S. and I have been talking about going to the second Friday at Jazz Fest since we saw Arcade Fire on the schedule. I don’t really know anything about music–I’m amenable, and if you say you like it I will listen to it and probably like it to. My sister sends me songs sometimes, and she sent me some Arcade Fire songs because she liked them, and of course I liked them too, and I keep them on my little ipod, along with other songs E. thinks I’d like by Metric and Snow Patrol and Cold War Kids (who are these bands, anyway?). Do I want to see them outside with S. on a perfect Friday in New Orleans? Oh, yes indeed. After picking up a ticket from I. and getting some grading done, I got on my bike and pedaled along in the sunshine, happy to have nothing in the rest of my day but festivaling. We locked our bikes up to a fence–Jazz Fest doesn’t provide anything like enough bike parking–and went inside. Crawfish enchiladas, seafood stuffed mushrooms, some rum punch, and a whole bunch of music later and we were waiting for Arcade Fire. They were great, with their playfulness and overwrought endings and stage banter that sounded like how I used to break the ice with my students as a very shy, very nervous teacher. S. and I split up, trading time to see Willie Nelson (“You Were Always on My Mind” is such a beautiful song) and Lupe Fiasco, and then I was back for the last couple songs, and they ended with that one that I like to pedal to when I’m taking the Wisner bike path–it fits my cadence perfectly. I have never listened to that song with anyone but me, and here we all were, dancing to it. What magic! And then it was over, but they brought a dulcimer on stage, which is a total give away that there’s going to be more–the dulcimer must be played. And then they were back, and Cyndi Lauper was with them, and they played “Girls Just Want To Have Fun.” I literally started shaking and then burst into tears because I was just so happy. Then it was over, we were back to our bikes, and we headed to her place, got the dog, did a lap around the neighborhood, and settled in to sit on her stoop and split a beer having conversations, variations of which we have most certainly had before and will again. As I was leaving, she wished me nice bike ride home, said she was pretty sure I would enjoy it. I did. Oh, I will miss S. and I will miss festival days like this one when I move away.
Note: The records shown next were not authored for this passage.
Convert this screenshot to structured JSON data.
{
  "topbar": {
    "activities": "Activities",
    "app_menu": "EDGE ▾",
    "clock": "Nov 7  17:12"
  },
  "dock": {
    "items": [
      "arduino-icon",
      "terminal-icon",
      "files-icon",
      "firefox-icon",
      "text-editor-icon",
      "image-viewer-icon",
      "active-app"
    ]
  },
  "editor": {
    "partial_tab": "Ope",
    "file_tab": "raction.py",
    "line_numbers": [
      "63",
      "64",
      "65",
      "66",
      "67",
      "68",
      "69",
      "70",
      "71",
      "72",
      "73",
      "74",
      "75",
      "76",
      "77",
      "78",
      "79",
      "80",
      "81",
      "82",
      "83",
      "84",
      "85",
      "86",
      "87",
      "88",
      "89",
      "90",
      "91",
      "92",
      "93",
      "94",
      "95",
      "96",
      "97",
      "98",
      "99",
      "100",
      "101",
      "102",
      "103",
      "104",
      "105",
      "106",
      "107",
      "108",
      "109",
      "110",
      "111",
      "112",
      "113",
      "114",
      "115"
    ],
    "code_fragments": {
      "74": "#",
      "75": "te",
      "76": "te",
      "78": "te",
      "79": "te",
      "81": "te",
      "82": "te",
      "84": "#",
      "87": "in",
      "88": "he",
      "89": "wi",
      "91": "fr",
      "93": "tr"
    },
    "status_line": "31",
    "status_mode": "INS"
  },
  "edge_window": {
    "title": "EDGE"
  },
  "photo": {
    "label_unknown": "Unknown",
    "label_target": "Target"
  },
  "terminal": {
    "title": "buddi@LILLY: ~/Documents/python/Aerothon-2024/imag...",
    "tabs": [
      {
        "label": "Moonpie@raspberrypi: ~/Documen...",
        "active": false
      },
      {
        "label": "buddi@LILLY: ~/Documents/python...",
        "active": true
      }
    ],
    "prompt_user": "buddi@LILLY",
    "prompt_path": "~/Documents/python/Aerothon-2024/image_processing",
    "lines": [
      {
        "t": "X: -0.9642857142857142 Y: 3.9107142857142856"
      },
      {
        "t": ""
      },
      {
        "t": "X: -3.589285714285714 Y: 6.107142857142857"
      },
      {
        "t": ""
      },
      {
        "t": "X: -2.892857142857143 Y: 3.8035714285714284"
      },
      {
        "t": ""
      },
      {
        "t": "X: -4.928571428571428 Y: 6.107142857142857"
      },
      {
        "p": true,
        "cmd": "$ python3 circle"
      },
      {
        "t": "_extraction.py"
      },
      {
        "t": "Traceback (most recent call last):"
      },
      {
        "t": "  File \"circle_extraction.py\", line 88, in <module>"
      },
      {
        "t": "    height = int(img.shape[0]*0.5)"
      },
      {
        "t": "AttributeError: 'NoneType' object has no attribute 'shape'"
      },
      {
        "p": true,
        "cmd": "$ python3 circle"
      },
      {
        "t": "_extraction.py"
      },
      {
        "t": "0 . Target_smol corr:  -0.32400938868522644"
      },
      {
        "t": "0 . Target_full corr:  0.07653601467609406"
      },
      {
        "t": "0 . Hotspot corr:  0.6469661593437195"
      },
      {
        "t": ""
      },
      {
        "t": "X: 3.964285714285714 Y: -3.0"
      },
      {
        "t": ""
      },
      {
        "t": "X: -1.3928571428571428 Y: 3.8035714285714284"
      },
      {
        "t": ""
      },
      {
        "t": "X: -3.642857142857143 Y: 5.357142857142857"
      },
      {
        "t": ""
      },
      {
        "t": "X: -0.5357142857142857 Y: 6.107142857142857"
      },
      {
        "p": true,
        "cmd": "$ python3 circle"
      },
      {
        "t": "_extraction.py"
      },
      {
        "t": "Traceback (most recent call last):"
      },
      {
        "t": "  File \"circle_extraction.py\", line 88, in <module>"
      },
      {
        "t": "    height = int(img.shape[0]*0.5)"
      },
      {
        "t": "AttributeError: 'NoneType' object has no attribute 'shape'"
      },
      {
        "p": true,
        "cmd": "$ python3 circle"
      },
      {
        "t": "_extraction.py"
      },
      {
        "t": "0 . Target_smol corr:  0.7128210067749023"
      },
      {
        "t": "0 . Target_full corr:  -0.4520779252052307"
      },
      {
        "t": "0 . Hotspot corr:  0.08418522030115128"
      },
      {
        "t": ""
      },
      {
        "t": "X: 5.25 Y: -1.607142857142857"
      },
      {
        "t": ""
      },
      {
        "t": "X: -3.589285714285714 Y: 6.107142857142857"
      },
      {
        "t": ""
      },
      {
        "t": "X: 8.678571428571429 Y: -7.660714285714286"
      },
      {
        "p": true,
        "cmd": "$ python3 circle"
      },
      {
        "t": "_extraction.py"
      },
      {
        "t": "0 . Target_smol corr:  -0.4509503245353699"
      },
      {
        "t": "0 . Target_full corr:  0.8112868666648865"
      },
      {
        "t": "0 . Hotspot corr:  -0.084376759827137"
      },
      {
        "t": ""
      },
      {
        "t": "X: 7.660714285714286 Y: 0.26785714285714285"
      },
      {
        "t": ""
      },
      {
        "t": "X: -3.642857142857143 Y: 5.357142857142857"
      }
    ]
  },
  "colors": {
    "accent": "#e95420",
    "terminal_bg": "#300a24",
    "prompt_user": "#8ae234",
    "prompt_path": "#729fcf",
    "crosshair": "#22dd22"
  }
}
Alright, alright, fine. It’s not summer anymore–all of the sudden New Orleans is back in the deep freeze. After a long morning waiting for the rain to stop, I left the house on the Surly to head down to the Treme to help J. pack for her move to NYC–a bittersweet task indeed. I was dressed all wrong. I mean, mesh tights let the air in, the thin layering t-shirt is alright, but only if you layer, and the rain jacket is good if it’s raining, but not so much when it’s going to drop below 45 degrees when it’s time to ride home. Biggest lesson learned, though? Wear gloves. Continue reading